WHAT YOU WILL DO -> Find the string "Subtree" in the records. Copy each line that has it.

Interface dataset entries
-----

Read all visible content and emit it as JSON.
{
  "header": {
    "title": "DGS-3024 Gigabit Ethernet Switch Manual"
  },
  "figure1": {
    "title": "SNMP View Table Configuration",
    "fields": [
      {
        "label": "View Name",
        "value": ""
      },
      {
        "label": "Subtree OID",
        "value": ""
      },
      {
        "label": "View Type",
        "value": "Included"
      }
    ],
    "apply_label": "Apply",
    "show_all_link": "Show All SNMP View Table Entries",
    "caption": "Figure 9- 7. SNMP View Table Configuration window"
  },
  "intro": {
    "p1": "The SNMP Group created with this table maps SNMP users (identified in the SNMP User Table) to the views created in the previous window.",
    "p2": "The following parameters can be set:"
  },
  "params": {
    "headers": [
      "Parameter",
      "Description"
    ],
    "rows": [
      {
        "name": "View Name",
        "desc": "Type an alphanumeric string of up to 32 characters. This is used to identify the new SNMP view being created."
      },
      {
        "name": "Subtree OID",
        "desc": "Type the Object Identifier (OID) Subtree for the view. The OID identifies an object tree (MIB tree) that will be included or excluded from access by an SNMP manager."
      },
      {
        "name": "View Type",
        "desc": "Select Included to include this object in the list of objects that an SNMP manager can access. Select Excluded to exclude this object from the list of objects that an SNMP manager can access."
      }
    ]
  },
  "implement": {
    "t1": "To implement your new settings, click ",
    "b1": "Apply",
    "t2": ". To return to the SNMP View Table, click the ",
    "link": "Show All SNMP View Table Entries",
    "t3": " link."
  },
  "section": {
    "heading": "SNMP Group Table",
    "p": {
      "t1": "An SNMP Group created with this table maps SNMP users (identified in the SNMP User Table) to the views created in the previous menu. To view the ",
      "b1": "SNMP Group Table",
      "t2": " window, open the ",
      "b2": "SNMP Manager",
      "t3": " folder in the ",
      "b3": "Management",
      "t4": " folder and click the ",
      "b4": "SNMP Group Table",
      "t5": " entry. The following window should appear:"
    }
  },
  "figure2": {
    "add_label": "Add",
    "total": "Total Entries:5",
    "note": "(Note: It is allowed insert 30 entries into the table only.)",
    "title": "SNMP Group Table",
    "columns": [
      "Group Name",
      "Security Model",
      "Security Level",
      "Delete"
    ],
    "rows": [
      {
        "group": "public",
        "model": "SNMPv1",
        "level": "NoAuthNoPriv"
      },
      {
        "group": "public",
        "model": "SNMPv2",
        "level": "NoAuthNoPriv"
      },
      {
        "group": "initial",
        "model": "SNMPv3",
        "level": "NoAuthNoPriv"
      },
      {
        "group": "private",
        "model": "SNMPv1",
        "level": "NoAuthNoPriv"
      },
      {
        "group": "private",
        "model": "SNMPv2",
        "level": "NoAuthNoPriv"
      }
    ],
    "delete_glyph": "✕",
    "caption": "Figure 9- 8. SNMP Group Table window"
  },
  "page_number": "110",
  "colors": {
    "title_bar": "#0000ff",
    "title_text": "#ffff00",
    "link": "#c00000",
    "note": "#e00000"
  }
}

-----

COMPLETED EXERCISE ->
        "label": "Subtree OID",
        "name": "Subtree OID",
        "desc": "Type the Object Identifier (OID) Subtree for the view. The OID identifies an object tree (MIB tree) that will be included or excluded from access by an SNMP manager."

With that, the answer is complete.